The focus on massage therapy competitions may overshadow other important aspects of the profession, such as research, education, and community outreach. Critics argue that a disproportionate emphasis on competition can detract from these critical elements of the massage field.
As the popularity of massage therapy competitions continues to grow, it is essential for both participants and organizers to strike a balance between the creative expression of the craft and the client-centric nature of the profession. By maintaining a strong focus on the therapeutic aspect and adhering to ethical practices, massage therapy competitions can evolve into events that celebrate both the art and science of healing touch, ultimately benefiting both therapists and their clients.
Alternatives and Solutions to Massage Therapy Competitions
To address the negative impacts of massage therapy competitions, it is important to consider alternative approaches.
Here are some potential solutions:
- . Promoting collaboration and mentorship programs within the profession: Encouraging collaboration and mentorship programs can foster a sense of community and support among massage therapists. This can facilitate shared learning, professional growth, and the development of a supportive network.
- Focusing on continuing education and evidence-based practice as markers of expertise: Shifting the focus from competition to ongoing education and evidence-based practice can promote a culture of continuous learning and professional development. This approach ensures that therapists are equipped with the latest knowledge and techniques to provide the best care to their clients.
- Highlighting the importance of client-centered care and outcomes: Emphasizing the importance of client-centered care and outcomes can redirect therapists’ attention towards meeting the unique needs and goals of each client. This approach promotes a more holistic and patient-centered approach rather than a competition-driven mindset.
- Advocating for professional standards and ethical conduct in the massage industry: Promoting and upholding professional standards and ethical conduct is crucial in maintaining the integrity of the massage profession. Organizations and regulatory bodies should advocate for and enforce these standards to ensure the highest level of professionalism and quality of care.
- Creating supportive networks and communities for massage therapists to thrive in their careers: Establishing supportive networks and communities for massage therapists can provide opportunities for collaboration, mentorship, and sharing of best practices. This can mitigate the negative impacts of competition and foster a supportive and thriving profession.
- Setting up skills assessment testing like in massage school where each person demonstrates specific techniques.
While massage therapy competitions may seem like a positive platform for showcasing talent, they can have significant negative impacts on the massage profession. These events can erode professionalism, compromise ethical boundaries, negatively impact therapist well-being, and undermine the credibility of the profession.
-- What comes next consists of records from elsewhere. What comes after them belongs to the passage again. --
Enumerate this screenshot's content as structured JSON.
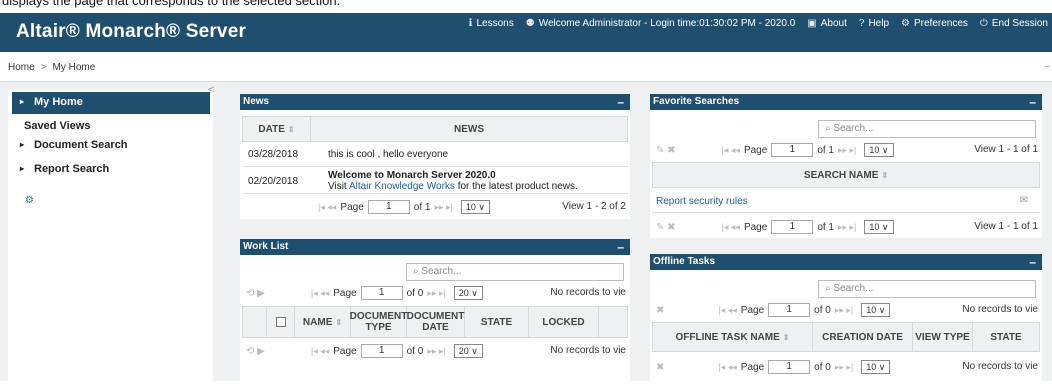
{
  "caption": "displays the page that corresponds to the selected section.",
  "header": {
    "brand": "Altair® Monarch® Server",
    "nav": [
      {
        "icon": "lessons-icon",
        "glyph": "ℹ",
        "label": "Lessons"
      },
      {
        "icon": "user-icon",
        "glyph": "⚉",
        "label": "Welcome Administrator - Login time:01:30:02 PM - 2020.0"
      },
      {
        "icon": "about-icon",
        "glyph": "▣",
        "label": "About"
      },
      {
        "icon": "help-icon",
        "glyph": "?",
        "label": "Help"
      },
      {
        "icon": "preferences-icon",
        "glyph": "⚙",
        "label": "Preferences"
      },
      {
        "icon": "power-icon",
        "glyph": "⏻",
        "label": "End Session"
      }
    ]
  },
  "breadcrumb": {
    "home": "Home",
    "sep": ">",
    "current": "My Home"
  },
  "sidebar": {
    "items": [
      {
        "label": "My Home",
        "arrow": "▸"
      },
      {
        "label": "Saved Views",
        "arrow": ""
      },
      {
        "label": "Document Search",
        "arrow": "▸"
      },
      {
        "label": "Report Search",
        "arrow": "▸"
      }
    ],
    "collapse": "<",
    "gear": "⚙"
  },
  "news": {
    "title": "News",
    "min": "–",
    "col_date": "DATE",
    "col_news": "NEWS",
    "rows": [
      {
        "date": "03/28/2018",
        "text": "this is cool , hello everyone"
      },
      {
        "date": "02/20/2018",
        "title": "Welcome to Monarch Server 2020.0",
        "pre": "Visit ",
        "link": "Altair Knowledge Works",
        "post": " for the latest product news."
      }
    ],
    "pager": {
      "page_label": "Page",
      "page": "1",
      "of": "of 1",
      "size": "10 ∨",
      "view": "View 1 - 2 of 2"
    }
  },
  "worklist": {
    "title": "Work List",
    "min": "–",
    "search": "⌕ Search...",
    "cols": [
      "NAME",
      "DOCUMENT TYPE",
      "DOCUMENT DATE",
      "STATE",
      "LOCKED"
    ],
    "pager": {
      "page_label": "Page",
      "page": "1",
      "of": "of 0",
      "size": "20 ∨",
      "view": "No records to vie"
    }
  },
  "favorites": {
    "title": "Favorite Searches",
    "min": "–",
    "search": "⌕ Search...",
    "col": "SEARCH NAME",
    "row": "Report security rules",
    "pager": {
      "page_label": "Page",
      "page": "1",
      "of": "of 1",
      "size": "10 ∨",
      "view": "View 1 - 1 of 1"
    }
  },
  "offline": {
    "title": "Offline Tasks",
    "min": "–",
    "search": "⌕ Search...",
    "cols": [
      "OFFLINE TASK NAME",
      "CREATION DATE",
      "VIEW TYPE",
      "STATE"
    ],
    "pager": {
      "page_label": "Page",
      "page": "1",
      "of": "of 0",
      "size": "10 ∨",
      "view": "No records to vie"
    }
  }
}
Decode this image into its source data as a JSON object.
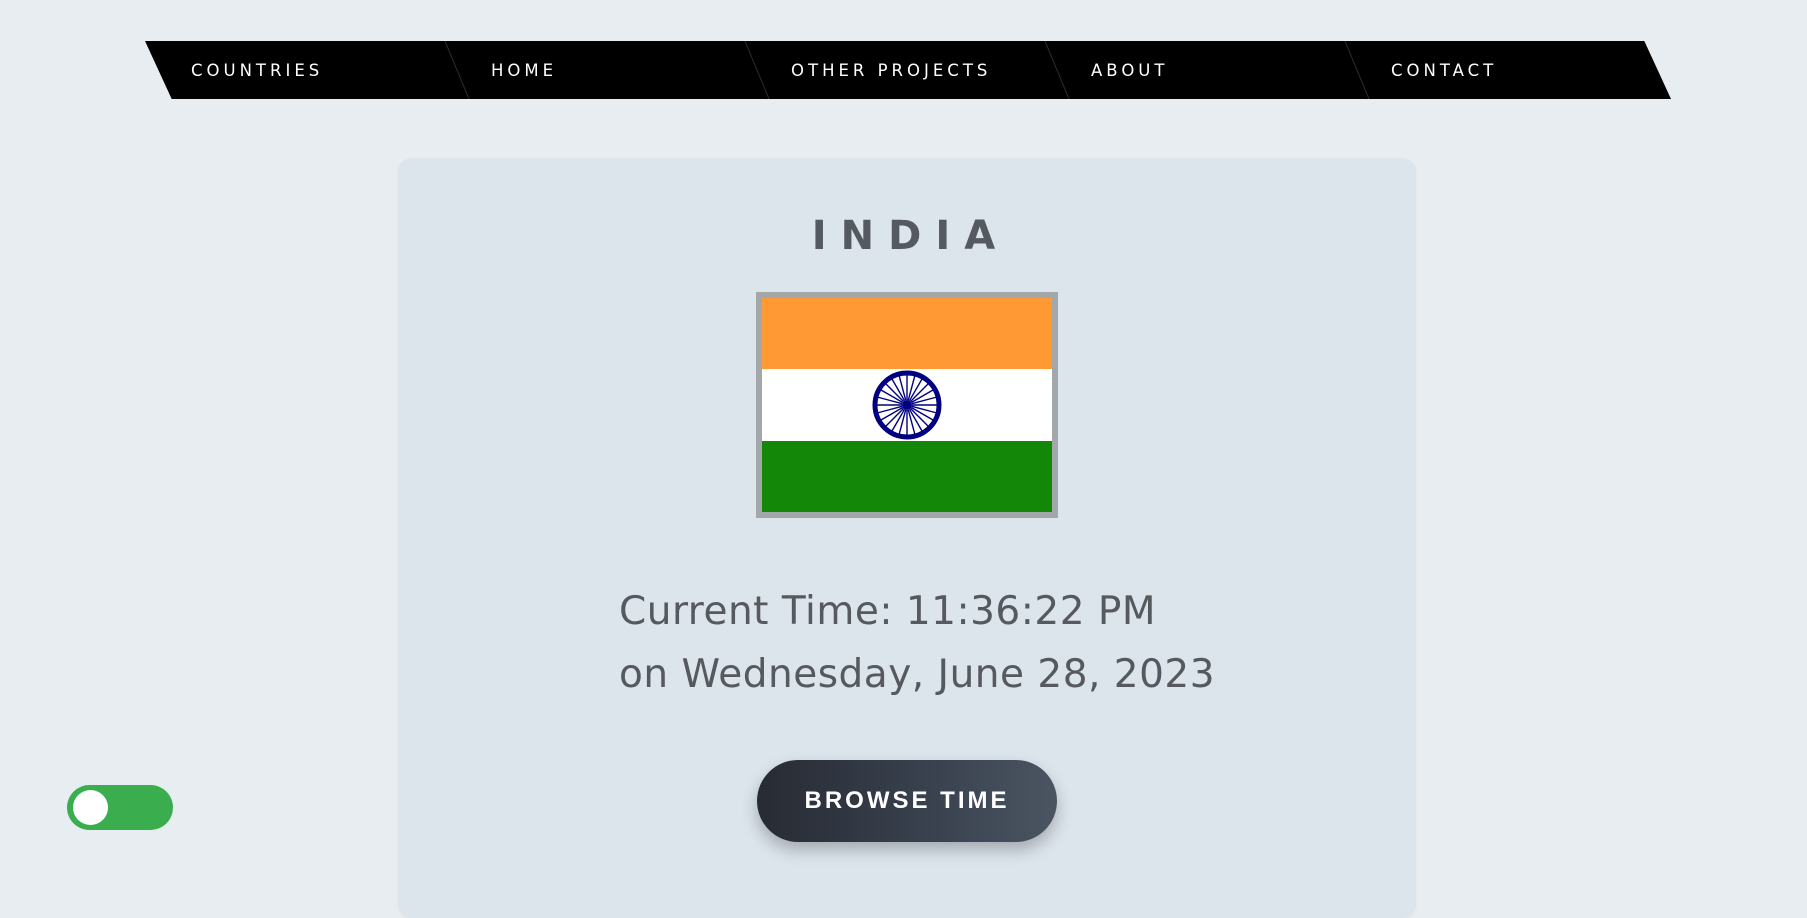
{
  "nav": {
    "items": [
      {
        "label": "COUNTRIES"
      },
      {
        "label": "HOME"
      },
      {
        "label": "OTHER PROJECTS"
      },
      {
        "label": "ABOUT"
      },
      {
        "label": "CONTACT"
      }
    ]
  },
  "country": {
    "name": "INDIA",
    "flag_icon": "india-flag",
    "flag_colors": {
      "top": "#ff9933",
      "middle": "#ffffff",
      "bottom": "#138808",
      "chakra": "#000080"
    }
  },
  "time": {
    "line1": "Current Time: 11:36:22 PM",
    "line2": "on Wednesday, June 28, 2023"
  },
  "actions": {
    "browse_label": "BROWSE TIME"
  },
  "theme_toggle": {
    "state": "on",
    "color": "#3aad4e"
  }
}
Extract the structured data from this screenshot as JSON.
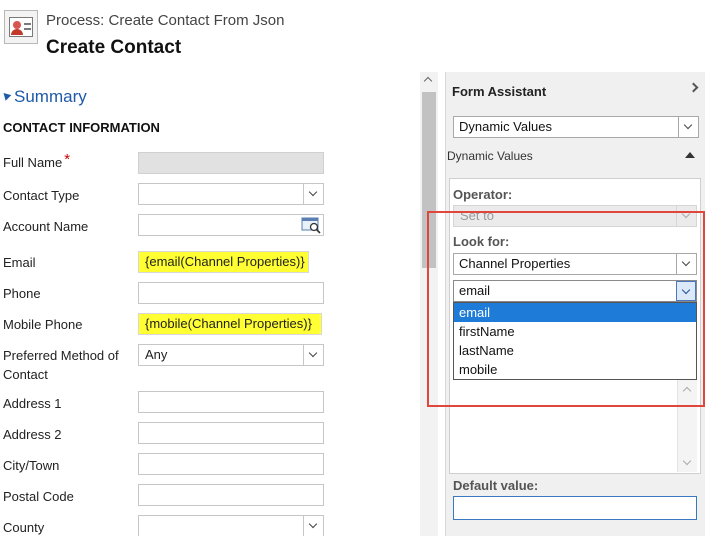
{
  "header": {
    "process_title": "Process: Create Contact From Json",
    "page_title": "Create Contact"
  },
  "summary": {
    "title": "Summary",
    "section_title": "CONTACT INFORMATION"
  },
  "fields": [
    {
      "label": "Full Name",
      "required": true,
      "type": "text",
      "value": "",
      "disabled": true
    },
    {
      "label": "Contact Type",
      "type": "select",
      "value": ""
    },
    {
      "label": "Account Name",
      "type": "lookup",
      "value": ""
    },
    {
      "label": "Email",
      "type": "text",
      "value": "{email(Channel Properties)}",
      "highlighted": true
    },
    {
      "label": "Phone",
      "type": "text",
      "value": ""
    },
    {
      "label": "Mobile Phone",
      "type": "text",
      "value": "{mobile(Channel Properties)}",
      "highlighted": true
    },
    {
      "label_line1": "Preferred Method of",
      "label_line2": "Contact",
      "type": "select",
      "value": "Any"
    },
    {
      "label": "Address 1",
      "type": "text",
      "value": ""
    },
    {
      "label": "Address 2",
      "type": "text",
      "value": ""
    },
    {
      "label": "City/Town",
      "type": "text",
      "value": ""
    },
    {
      "label": "Postal Code",
      "type": "text",
      "value": ""
    },
    {
      "label": "County",
      "type": "select",
      "value": ""
    }
  ],
  "form_assistant": {
    "title": "Form Assistant",
    "mode_value": "Dynamic Values",
    "section_title": "Dynamic Values",
    "operator_label": "Operator:",
    "operator_value": "Set to",
    "look_for_label": "Look for:",
    "look_for_value": "Channel Properties",
    "field_value": "email",
    "dropdown_options": [
      "email",
      "firstName",
      "lastName",
      "mobile"
    ],
    "selected_option": "email",
    "default_value_label": "Default value:",
    "default_value": ""
  },
  "colors": {
    "highlight": "#ffff33",
    "link_blue": "#1e5aa8",
    "selection_blue": "#1e7bd8",
    "annotation_red": "#e0473c"
  }
}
To address these issues, alternative approaches such as promoting collaboration, focusing on evidence-based practice, and advocating for professional standards should be prioritized. By doing so, the massage profession can thrive while maintaining the true essence and intention of massage therapy – healing and well-being for the clients they serve.